- **Task**
Pull every line containing "movimiento" from the data.

*** Opening of Listed entries ***

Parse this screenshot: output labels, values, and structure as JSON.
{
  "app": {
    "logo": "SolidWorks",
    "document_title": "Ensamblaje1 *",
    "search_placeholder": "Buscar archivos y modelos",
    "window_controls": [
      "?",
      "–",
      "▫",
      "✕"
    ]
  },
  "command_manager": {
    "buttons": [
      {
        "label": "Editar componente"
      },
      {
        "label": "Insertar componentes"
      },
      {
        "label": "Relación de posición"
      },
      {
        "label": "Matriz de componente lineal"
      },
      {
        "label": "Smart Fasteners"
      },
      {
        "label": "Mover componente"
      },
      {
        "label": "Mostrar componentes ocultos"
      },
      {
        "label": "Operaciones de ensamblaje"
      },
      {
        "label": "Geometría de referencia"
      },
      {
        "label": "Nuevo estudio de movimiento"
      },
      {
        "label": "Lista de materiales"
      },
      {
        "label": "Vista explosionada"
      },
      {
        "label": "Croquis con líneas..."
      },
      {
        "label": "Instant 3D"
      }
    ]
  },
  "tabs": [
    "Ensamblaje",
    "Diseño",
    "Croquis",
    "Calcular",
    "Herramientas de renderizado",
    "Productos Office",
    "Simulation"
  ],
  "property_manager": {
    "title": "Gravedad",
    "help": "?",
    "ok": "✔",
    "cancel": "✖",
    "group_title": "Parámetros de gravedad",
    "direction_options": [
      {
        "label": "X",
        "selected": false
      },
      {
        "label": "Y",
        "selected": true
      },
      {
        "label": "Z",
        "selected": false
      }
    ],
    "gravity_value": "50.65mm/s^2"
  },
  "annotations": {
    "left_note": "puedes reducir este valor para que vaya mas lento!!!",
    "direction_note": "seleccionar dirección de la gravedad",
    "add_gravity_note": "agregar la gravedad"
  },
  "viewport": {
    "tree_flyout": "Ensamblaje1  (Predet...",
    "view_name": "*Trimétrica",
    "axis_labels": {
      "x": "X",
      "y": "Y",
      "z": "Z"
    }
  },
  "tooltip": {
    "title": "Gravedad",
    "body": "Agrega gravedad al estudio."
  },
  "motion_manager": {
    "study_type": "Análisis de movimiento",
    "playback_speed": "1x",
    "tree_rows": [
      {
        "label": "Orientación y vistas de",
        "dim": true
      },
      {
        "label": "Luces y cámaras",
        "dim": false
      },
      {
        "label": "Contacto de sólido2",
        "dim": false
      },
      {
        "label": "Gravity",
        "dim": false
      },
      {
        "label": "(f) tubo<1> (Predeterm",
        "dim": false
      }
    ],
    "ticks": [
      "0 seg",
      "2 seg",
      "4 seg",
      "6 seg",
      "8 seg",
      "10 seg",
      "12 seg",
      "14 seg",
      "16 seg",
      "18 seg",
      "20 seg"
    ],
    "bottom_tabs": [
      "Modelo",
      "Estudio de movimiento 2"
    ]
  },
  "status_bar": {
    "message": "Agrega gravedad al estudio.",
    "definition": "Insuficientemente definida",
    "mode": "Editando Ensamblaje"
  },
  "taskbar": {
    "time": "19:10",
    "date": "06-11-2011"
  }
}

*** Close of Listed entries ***

- **Response to this task**
        "label": "Nuevo estudio de movimiento"
    "study_type": "Análisis de movimiento",
      "Estudio de movimiento 2"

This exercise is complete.